**TASK OBJECTIVE**
Copy out each line below in which the string "this" appears.

(Excerpts from a dataset)
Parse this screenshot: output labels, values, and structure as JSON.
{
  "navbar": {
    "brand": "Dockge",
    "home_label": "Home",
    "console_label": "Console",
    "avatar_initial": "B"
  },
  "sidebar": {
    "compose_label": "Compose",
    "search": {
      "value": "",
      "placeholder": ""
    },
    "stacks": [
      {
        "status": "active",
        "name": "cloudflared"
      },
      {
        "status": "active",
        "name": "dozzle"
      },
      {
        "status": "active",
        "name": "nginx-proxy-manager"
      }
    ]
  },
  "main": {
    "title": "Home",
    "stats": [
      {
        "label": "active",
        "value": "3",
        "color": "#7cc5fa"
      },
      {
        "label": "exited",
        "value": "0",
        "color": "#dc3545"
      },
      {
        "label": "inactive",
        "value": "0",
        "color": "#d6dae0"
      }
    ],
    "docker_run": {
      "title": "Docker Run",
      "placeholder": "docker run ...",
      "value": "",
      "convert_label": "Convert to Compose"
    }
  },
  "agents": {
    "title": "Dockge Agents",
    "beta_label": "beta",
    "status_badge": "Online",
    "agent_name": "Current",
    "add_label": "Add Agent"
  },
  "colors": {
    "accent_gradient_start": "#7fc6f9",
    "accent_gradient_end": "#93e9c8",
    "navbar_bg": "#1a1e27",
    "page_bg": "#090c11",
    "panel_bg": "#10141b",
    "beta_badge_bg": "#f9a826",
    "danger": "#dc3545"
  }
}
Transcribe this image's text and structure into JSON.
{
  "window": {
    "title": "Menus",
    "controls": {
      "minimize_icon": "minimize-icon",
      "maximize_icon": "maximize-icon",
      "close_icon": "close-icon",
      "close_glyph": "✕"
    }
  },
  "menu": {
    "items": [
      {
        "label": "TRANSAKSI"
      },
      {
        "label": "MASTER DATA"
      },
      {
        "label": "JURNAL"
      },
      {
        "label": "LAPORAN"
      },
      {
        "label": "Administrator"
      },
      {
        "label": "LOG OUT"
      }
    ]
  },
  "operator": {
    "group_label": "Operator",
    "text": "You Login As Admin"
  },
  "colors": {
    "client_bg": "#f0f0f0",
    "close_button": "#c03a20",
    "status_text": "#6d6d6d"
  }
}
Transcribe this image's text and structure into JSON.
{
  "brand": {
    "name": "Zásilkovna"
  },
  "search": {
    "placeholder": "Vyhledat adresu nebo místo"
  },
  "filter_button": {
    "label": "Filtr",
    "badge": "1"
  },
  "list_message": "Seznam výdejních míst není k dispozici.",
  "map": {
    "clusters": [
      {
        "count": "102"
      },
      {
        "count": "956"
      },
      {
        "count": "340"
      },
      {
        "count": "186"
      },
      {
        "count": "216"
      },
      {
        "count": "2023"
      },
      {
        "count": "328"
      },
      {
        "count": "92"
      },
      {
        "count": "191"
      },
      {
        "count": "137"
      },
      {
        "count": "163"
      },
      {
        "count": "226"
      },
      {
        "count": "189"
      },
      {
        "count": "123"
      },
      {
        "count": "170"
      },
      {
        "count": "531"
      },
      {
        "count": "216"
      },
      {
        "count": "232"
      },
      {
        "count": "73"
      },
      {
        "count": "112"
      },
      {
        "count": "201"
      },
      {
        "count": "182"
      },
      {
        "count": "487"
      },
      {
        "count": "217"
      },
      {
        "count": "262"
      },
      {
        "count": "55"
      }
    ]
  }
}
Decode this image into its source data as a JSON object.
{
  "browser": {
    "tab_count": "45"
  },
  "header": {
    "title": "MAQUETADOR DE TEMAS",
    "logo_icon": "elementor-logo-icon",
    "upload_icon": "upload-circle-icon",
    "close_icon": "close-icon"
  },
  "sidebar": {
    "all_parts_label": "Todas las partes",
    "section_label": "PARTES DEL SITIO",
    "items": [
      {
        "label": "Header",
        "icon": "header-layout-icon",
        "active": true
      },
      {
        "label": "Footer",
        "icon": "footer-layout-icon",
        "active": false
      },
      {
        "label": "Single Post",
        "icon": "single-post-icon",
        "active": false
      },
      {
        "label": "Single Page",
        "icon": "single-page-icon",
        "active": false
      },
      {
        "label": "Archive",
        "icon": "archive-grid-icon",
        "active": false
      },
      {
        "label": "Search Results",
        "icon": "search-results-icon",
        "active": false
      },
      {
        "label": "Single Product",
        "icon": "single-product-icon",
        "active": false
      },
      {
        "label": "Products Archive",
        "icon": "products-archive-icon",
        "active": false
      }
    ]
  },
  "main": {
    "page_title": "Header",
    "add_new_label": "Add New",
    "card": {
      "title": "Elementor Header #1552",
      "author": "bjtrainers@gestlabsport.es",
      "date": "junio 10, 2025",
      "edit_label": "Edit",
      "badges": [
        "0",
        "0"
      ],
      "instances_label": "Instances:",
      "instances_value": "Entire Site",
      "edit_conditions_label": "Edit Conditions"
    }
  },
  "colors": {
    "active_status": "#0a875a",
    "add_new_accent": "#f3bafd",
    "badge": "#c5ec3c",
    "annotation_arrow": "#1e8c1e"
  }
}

**REPLY TO THE TASK**
Parse this screenshot: output labels, values, and structure as JSON.
Transcribe this image's text and structure into JSON.
Transcribe this image's text and structure into JSON.
Decode this image into its source data as a JSON object.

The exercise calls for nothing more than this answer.